It is five months since the sharp and persistent drop in eurozone inflation, and the gnomes in the European Central Bank’s governing council are talking and talking and talking.
They say things such as: there are no technical or legal obstacles to negative interest rates or quantitative easing. But they do not act. Sometimes there is a mercifully quiet day when only one of them opens their mouth. But last week we had five speeches or interviews on a single day. They sounded dovish. Or did they?
So why, one wonders, do the central bankers not simply shut up and act instead? My guess is that they will go for QE, but not now. I have heard the view that the ECB plans to wait until after the European parliamentary elections in May. I hope this is not the case. Allowing inflationary expectations to drop below target for political reasons would destroy the ECB’s credibility beyond repair. So they talk because they do not want to act. Talk is free. I know that some of them believe in the magic of verbal intervention – the central bankers’ equivalent of a free lunch. Tell the markets that your exchange rate is overvalued – and it magically adjusts. Just say the word.
On one occasion the trick worked. In the summer of 2012 Mr Draghi said he would do “whatever it takes” to save the euro. He constructed a programme around this promise: Outright Monetary Transactions. It cost nothing. Investors were assured that the ECB would never allow a eurozone country with reasonable policies to default. The interest rates on sovereign bonds have since dropped and stayed low.
It would be a mistake to extrapolate from this experience. OMT was not classic monetary policy. The judges on Germany’s constitutional court argued that it is not an act of monetary policy at all but a political intervention – a ruling I believe to be justified. OMT worked because it was political. Its credibility derived from the fact that it was tacitly supported by the German government.
The world of ordinary monetary policy, however, is very different. A central bank may be able to guide expectations by pre-announcing a policy. Even that fails more often than it succeeds. Just remember the havoc the US Federal Reserve created when it raised the issue of tapering last year. When you try to fool too many people for too long, they stop believing you. In the case of the ECB and the more verbose national central banks, I fear this may already have happened.

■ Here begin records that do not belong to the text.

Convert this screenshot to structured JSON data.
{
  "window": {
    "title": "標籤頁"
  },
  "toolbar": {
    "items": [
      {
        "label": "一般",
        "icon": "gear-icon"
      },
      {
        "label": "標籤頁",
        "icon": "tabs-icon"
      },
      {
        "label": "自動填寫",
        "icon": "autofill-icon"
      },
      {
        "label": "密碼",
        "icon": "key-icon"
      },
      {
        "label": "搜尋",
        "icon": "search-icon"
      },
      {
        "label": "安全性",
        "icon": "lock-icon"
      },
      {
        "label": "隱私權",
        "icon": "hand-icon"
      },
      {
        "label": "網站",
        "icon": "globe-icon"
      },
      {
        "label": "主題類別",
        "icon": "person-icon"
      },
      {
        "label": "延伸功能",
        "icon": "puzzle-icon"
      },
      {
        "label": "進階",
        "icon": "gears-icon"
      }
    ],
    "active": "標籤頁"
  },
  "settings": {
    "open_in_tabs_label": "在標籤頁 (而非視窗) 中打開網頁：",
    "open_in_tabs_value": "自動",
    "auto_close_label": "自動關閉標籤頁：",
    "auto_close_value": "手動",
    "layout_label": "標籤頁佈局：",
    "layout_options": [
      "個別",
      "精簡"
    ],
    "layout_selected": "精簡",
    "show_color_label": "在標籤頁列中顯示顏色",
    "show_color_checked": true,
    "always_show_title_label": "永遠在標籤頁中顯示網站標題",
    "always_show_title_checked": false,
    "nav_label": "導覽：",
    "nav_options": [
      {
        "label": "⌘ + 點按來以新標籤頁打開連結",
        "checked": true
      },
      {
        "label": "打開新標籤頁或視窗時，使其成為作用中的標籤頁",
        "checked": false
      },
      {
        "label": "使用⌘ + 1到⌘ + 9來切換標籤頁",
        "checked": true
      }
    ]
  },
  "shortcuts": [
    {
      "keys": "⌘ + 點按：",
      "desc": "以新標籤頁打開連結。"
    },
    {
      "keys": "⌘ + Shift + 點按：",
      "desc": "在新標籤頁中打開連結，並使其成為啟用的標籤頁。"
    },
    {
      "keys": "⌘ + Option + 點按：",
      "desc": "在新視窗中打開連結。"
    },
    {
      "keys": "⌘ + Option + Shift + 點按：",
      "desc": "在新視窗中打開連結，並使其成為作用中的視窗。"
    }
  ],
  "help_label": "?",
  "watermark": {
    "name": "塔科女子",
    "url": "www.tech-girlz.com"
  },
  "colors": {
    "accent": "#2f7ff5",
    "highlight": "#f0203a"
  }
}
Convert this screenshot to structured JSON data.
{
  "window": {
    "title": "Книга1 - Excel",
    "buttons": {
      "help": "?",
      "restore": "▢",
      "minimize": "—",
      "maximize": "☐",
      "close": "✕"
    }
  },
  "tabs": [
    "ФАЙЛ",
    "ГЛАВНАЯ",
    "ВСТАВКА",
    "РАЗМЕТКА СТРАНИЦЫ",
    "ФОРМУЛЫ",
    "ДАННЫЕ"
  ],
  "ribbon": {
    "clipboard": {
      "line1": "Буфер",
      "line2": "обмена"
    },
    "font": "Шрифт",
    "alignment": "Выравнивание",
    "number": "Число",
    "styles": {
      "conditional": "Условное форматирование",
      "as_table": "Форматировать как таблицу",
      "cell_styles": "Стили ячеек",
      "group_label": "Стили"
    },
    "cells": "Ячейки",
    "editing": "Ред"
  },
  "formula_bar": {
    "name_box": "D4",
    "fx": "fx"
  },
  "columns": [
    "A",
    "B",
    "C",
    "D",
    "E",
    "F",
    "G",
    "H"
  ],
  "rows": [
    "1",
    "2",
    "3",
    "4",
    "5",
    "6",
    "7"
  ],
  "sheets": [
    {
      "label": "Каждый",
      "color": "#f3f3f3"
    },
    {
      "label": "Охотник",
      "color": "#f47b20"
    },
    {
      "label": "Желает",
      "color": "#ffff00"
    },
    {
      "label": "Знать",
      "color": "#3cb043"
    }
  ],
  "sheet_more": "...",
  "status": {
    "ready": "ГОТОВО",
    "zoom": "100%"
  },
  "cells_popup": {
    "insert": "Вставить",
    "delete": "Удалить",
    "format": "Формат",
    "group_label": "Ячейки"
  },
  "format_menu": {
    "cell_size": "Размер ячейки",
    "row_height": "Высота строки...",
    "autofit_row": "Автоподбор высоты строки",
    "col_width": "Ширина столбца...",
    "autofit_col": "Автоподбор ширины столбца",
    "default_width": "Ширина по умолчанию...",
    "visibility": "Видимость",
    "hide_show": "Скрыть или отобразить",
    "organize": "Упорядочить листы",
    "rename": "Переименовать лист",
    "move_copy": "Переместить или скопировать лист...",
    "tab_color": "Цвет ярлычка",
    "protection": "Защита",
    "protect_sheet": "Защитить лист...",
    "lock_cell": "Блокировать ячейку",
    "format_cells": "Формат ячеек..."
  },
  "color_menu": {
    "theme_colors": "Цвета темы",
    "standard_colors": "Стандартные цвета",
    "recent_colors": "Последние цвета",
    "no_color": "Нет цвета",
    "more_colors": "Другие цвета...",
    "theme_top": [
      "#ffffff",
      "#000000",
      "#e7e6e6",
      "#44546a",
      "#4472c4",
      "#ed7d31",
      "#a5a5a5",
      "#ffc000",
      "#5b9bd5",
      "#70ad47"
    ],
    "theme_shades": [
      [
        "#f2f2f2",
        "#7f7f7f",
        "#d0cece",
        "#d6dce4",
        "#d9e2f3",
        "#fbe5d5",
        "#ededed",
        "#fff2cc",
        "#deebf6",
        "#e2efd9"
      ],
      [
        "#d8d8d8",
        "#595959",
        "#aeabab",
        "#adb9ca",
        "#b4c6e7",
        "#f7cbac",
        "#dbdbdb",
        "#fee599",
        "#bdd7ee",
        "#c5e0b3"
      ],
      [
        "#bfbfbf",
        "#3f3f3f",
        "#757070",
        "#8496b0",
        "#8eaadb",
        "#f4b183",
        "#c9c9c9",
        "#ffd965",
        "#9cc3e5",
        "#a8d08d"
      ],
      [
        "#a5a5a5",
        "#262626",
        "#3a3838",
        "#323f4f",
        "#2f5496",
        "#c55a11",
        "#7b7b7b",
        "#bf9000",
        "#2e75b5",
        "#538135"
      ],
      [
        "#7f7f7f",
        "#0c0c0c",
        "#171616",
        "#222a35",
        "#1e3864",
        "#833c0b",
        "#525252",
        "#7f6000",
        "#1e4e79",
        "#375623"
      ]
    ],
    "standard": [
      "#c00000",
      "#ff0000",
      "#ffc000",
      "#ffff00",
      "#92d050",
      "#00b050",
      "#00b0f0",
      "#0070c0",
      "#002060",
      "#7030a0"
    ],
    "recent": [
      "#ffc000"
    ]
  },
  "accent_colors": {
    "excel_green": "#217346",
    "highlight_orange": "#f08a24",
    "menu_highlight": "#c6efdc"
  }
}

Quantitative easing is the only big policy tool left to do the heavy lifting. It would lift inflationary expectations. It would accomplish this through different channels. One of them is to get banks to sell assets to the ECB, the proceeds of which they would use to lend to companies. Another channel would be a fall in long-term interest rates.
On my own calculations, the total size of such a programme would have to be well over $1tn – but that number rises with each month of inaction. Marcel Fratzscher, the director of Germany’s DIW economics institute, came up with a number of $60bn per month, which is in the same ballpark.
It is showtime. No more talk. And please, no doctored minutes of meetings of the ECB’s governing council either, an “innovation” currently under discussion. It would only add to verbal overflow.
Instead, tell us that you have acted and why. Or, more likely, tell us that you have not acted, or have not acted enough, and why.